╭──

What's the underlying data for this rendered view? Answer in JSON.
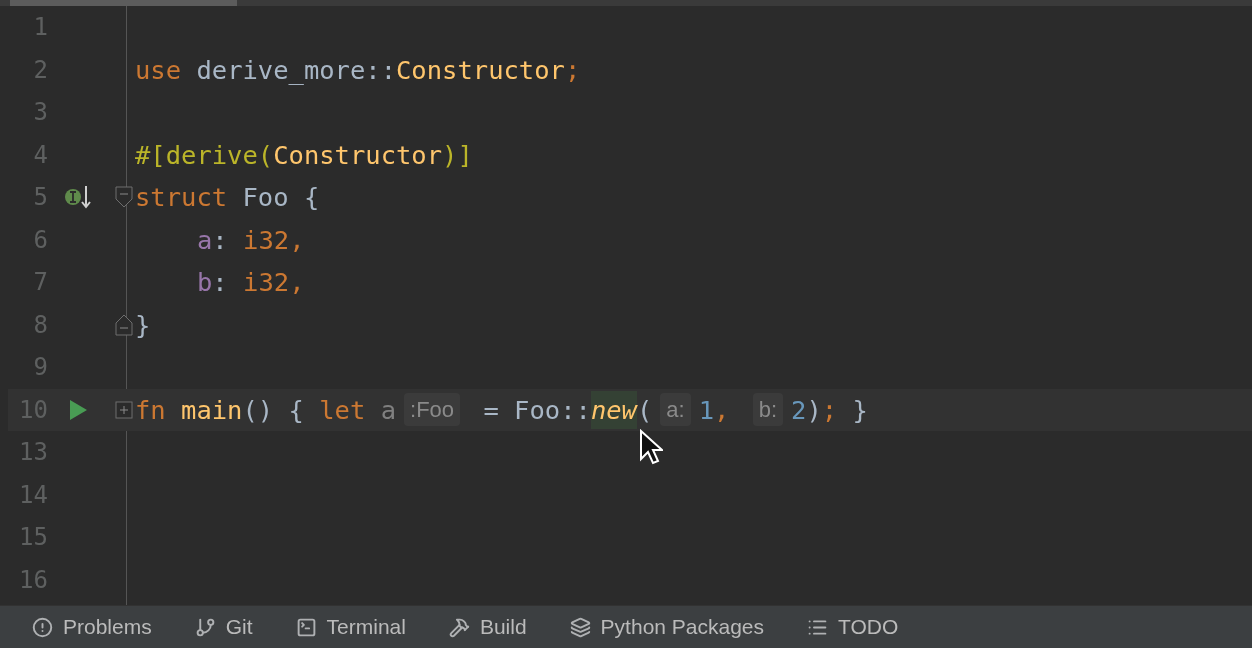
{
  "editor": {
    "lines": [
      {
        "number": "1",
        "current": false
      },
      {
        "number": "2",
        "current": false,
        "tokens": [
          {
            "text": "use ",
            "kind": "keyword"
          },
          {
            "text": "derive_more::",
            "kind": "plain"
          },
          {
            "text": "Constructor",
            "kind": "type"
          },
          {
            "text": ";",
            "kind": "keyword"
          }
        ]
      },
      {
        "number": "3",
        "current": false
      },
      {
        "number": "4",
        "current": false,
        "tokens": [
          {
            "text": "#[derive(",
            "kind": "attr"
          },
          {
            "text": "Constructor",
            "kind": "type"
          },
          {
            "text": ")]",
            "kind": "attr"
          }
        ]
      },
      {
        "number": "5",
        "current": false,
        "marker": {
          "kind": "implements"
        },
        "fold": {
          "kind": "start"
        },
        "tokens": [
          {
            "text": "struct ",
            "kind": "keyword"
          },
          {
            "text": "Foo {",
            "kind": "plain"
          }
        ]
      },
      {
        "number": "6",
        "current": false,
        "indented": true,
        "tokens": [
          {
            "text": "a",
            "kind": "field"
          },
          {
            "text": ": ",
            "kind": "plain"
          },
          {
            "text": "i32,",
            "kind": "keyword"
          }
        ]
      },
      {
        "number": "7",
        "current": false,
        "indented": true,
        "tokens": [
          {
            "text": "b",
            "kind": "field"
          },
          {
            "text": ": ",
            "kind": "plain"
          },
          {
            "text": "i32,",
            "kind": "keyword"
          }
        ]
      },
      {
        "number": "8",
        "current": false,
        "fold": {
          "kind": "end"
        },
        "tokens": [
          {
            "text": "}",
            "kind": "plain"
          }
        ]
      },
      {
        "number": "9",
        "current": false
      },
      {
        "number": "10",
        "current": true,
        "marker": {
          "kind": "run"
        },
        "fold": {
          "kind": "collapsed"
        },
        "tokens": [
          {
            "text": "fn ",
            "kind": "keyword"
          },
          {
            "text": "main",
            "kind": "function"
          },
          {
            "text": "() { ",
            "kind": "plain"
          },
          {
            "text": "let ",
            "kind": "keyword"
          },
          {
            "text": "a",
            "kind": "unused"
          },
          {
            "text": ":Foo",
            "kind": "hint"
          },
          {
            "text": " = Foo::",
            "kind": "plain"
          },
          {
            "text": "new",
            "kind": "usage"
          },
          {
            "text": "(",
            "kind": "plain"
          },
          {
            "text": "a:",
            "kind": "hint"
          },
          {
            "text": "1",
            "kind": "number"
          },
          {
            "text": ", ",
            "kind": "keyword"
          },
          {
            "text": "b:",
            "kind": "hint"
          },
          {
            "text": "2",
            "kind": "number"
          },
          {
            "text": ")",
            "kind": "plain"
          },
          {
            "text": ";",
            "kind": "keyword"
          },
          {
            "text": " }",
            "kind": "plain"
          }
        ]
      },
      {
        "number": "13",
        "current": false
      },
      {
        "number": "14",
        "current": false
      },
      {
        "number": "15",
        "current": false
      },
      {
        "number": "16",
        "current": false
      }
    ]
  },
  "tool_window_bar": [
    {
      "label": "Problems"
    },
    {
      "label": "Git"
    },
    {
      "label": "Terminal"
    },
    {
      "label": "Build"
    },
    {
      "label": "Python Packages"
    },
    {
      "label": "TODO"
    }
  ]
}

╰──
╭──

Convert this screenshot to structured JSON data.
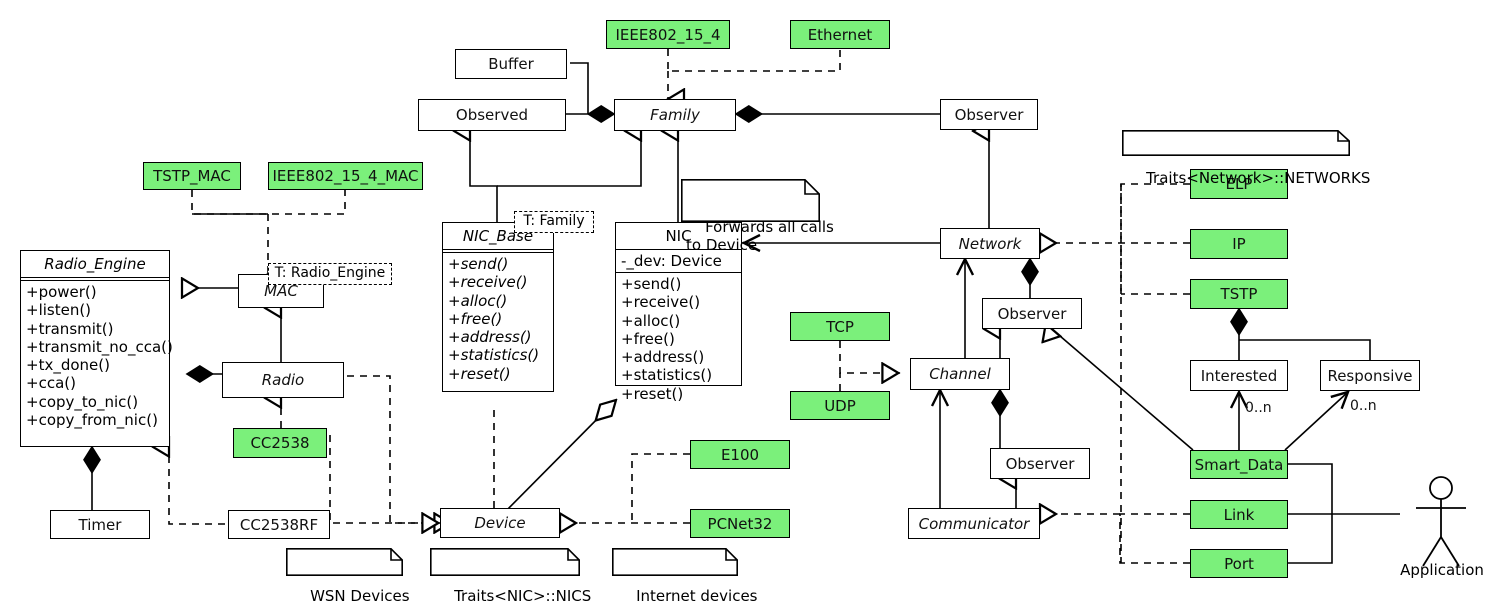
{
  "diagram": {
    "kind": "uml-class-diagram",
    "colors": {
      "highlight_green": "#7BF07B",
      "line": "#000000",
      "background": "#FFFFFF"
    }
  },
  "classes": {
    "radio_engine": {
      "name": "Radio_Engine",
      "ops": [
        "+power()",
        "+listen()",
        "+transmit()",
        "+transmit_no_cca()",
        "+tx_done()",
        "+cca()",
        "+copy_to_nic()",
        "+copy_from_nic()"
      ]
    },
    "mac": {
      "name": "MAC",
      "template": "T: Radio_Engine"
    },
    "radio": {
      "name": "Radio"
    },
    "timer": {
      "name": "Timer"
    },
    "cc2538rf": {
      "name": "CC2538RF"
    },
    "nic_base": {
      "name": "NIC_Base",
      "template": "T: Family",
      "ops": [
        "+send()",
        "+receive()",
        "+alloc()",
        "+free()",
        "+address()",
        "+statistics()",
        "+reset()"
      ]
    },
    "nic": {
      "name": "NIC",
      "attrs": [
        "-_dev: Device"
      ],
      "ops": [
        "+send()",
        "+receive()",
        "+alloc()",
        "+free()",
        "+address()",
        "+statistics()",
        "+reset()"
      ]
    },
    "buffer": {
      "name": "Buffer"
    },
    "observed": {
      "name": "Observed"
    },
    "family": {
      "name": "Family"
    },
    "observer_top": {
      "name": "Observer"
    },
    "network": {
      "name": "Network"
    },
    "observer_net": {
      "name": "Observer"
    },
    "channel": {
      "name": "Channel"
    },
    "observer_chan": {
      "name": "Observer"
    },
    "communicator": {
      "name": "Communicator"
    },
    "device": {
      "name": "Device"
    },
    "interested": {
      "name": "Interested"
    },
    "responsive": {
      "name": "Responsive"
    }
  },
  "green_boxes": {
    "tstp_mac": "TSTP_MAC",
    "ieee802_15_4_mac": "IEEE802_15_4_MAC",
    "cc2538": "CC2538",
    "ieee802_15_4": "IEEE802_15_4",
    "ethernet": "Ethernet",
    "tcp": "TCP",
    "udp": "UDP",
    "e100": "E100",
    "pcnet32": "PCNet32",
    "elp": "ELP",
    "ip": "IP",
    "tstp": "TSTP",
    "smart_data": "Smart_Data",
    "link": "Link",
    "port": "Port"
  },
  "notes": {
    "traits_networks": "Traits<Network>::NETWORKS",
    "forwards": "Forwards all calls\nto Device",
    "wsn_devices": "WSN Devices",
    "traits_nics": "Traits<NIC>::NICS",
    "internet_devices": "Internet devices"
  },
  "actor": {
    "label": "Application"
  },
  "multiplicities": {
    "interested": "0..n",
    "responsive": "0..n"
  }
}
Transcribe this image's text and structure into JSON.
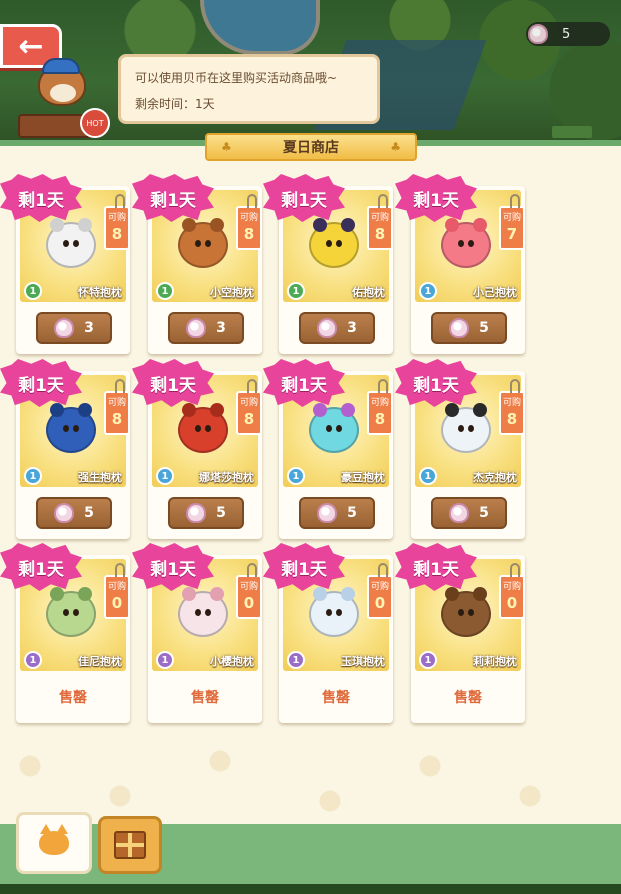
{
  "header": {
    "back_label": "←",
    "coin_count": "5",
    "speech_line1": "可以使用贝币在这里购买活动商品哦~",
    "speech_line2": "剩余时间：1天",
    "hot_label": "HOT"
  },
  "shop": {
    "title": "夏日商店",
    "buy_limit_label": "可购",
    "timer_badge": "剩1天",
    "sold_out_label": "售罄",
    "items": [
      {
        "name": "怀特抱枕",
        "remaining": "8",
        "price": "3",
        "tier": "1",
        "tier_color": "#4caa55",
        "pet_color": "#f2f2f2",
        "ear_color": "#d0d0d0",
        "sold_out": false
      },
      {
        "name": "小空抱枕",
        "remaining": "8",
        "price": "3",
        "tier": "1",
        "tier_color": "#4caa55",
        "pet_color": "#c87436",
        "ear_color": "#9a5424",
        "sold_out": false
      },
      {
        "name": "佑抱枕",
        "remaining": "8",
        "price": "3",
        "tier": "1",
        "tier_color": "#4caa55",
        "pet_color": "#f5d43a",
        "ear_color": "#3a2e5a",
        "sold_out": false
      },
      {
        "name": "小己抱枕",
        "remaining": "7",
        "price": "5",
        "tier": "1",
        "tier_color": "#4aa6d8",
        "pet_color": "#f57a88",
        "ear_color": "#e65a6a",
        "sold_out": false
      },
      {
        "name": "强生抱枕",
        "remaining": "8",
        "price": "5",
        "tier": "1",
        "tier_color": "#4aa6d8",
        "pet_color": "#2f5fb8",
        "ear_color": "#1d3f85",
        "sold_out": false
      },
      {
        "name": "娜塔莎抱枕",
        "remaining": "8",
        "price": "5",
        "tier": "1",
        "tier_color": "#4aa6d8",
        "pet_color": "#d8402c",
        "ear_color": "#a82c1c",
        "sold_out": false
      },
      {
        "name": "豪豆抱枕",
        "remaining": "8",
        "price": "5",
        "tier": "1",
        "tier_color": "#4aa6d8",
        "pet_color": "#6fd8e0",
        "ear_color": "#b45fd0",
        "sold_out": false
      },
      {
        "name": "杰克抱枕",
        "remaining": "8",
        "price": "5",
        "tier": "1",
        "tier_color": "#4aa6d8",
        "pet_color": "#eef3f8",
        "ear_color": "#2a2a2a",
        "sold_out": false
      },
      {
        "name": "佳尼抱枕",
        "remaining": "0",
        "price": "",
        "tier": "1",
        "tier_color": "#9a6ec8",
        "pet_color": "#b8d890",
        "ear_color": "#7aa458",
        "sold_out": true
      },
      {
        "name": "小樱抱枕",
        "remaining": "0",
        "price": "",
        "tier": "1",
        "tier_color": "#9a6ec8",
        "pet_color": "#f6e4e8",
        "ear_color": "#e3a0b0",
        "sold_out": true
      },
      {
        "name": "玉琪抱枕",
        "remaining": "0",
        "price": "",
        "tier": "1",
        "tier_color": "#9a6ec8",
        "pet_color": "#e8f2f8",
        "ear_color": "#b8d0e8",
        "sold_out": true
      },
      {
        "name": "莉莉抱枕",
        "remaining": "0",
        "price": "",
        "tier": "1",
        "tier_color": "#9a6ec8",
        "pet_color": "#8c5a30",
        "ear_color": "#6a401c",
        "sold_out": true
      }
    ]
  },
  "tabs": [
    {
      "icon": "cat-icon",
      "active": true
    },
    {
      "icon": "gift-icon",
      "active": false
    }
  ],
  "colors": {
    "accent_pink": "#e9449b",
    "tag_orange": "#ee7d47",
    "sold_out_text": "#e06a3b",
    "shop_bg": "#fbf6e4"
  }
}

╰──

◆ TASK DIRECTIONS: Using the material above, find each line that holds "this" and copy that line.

◆ EXERCISE RESPONSE:
What's the underlying data for this rendered view? Answer in JSON.
Convert this screenshot to structured JSON data.
Transcribe this image's text and structure into JSON.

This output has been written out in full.